Originally published on Environmental Law Prof Blog by CPR Member Scholar Dave Owen.
EPA and the Army Corps of Engineers just released a proposal to repeal the Clean Water Rule and to return to previous regulations. The Clean Water Rule (also known as the WOTUS Rule) would have clarified the scope of federal regulatory jurisdiction under the Clean Water Act. It was one of the Obama administration's signature environmental initiatives, and it was one of candidate and then President Trump's signature targets. So the emergence of this proposal is no surprise. Nevertheless, the contents of the new document are surprising in several ways.
First, I'm not sure I have ever seen a notice of proposed rulemaking that makes so little effort to justify the rule it adopts. EPA and the Corps seem to have offered two, and only two, justifications for switching from the newer regulations to the old ones:

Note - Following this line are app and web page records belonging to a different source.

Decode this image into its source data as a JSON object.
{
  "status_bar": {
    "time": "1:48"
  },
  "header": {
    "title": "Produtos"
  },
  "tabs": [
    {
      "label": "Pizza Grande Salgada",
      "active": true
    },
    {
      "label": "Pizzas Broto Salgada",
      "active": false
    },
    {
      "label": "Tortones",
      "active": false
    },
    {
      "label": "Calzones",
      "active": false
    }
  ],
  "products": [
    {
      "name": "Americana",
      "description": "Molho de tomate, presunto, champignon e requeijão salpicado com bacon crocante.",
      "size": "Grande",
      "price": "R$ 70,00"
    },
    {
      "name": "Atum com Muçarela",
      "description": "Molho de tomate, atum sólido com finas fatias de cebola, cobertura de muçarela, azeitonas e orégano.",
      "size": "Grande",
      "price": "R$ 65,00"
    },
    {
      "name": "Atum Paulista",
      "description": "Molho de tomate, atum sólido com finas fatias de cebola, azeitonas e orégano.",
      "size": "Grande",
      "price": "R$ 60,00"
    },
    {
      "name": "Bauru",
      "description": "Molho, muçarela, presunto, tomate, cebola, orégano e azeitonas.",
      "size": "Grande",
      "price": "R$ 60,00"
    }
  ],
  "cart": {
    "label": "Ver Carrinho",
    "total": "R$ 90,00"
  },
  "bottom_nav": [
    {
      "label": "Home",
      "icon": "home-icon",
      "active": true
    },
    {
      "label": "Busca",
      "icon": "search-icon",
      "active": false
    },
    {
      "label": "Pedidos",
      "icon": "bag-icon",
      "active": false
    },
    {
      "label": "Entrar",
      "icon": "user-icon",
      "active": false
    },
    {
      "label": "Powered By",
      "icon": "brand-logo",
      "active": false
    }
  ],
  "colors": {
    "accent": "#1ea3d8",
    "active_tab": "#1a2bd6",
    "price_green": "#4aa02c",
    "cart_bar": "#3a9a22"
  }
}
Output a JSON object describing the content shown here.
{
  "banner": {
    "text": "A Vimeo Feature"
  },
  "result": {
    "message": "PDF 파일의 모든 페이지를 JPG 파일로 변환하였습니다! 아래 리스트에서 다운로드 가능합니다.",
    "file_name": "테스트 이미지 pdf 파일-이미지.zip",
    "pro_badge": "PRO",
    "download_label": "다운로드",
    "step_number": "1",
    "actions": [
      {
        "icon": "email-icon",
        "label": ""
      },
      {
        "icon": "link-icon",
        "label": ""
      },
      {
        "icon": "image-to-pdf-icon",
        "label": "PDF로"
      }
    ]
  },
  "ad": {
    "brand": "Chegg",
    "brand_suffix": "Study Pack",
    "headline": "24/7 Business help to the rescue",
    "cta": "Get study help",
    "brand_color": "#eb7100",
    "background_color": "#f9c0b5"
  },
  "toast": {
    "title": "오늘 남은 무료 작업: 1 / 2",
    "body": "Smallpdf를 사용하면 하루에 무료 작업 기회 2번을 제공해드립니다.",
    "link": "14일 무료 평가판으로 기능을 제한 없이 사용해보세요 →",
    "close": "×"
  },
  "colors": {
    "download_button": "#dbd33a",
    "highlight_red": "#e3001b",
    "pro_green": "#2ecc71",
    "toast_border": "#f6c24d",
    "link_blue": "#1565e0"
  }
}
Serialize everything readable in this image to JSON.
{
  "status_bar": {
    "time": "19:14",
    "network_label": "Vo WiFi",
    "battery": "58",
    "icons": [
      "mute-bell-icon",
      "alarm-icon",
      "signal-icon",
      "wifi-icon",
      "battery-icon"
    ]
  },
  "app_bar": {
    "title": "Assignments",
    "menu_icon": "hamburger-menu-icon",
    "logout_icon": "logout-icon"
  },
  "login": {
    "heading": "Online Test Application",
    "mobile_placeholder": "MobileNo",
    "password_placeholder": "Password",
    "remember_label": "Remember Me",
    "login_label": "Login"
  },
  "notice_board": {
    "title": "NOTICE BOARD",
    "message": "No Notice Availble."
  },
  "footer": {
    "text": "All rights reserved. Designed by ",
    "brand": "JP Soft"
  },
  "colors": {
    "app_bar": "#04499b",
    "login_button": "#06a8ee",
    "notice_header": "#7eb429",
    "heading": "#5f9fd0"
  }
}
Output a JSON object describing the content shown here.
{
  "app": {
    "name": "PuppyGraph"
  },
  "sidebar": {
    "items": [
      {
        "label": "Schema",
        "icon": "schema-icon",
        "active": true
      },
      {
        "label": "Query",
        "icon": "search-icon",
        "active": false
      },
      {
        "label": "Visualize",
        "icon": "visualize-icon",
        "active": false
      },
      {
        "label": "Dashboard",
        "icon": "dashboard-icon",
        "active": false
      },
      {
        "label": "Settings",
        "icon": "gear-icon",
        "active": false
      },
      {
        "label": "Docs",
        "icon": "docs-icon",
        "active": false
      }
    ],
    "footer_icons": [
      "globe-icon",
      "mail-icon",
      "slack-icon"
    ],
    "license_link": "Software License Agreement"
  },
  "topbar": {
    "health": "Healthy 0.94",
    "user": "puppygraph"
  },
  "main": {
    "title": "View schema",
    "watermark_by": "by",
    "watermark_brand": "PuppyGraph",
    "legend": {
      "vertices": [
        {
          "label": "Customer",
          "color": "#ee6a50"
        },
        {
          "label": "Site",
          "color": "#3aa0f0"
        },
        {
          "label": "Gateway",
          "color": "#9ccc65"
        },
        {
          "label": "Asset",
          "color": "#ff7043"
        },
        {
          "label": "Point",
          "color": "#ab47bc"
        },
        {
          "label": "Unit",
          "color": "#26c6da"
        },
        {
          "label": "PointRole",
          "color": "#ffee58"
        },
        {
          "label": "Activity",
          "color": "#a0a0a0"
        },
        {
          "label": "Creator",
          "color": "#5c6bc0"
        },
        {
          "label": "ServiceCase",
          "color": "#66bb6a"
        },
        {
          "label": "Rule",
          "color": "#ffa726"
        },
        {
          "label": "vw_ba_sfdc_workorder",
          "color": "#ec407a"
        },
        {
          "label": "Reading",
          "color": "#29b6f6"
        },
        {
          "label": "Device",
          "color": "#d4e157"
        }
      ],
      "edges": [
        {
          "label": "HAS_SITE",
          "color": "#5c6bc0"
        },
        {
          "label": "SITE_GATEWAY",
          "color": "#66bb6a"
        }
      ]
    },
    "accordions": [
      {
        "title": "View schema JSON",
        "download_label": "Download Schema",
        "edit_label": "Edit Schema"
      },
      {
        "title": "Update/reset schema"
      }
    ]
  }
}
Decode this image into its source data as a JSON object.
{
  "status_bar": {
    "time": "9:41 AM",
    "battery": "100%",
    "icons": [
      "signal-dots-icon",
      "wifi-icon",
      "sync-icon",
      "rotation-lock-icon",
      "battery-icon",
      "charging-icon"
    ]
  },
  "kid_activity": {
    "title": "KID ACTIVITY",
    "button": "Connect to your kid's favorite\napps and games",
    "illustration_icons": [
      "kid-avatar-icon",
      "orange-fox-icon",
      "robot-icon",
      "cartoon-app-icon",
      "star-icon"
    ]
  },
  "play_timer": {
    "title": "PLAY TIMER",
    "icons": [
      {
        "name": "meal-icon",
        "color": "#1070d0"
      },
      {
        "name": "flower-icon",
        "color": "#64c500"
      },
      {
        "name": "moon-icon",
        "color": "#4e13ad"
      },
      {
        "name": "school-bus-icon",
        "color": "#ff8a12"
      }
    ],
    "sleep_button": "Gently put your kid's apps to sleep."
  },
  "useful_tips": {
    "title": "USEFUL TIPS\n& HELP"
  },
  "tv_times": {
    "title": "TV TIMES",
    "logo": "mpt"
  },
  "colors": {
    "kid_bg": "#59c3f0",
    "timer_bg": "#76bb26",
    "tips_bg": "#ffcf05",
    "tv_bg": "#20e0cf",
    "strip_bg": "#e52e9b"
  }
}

- First, they want to think a little bit more about the implications of Clean Water Act section 101(b), which affirms the importance of state involvement in water quality protection;
- Second, they worry that keeping the new rule could cause confusion if, as I think is likely to happen, the Supreme Court rules that the Sixth Circuit Court of Appeals does not have jurisdiction over challenges to the old rule.
The first rationale isn't really a justification at all; one could do that thinking with the new or the
President Trump ordered EPA and the Army Corps to review the Obama Administration’s Waters of the United States (WOTUS) rule, which sets expansive bounds on federal jurisdiction over water bodies and wetlands. The agencies have sent the White House a proposal to rescind the WOTUS rule and revert to earlier rules until they can come up with a replacement. In my view, either the agencies will have to dive deep into the scientific thicket in the hope of justifying a new
This afternoon, the Fisheries, Water, and Wildlife Subcommittee of the Senate Environment and Public Works Committee will convene a hearing on a topic that is fast becoming the congressional conservative equivalent of talking about the weather: the Environmental Protection Agency's (EPA) Clean Water Rule. With the provocative title of "Erosion of Exemptions and Expansion of Federal Control – Implementation of the Definition of Waters of the United States," the hearing is unlikely to provide a sober or thoughtful forum for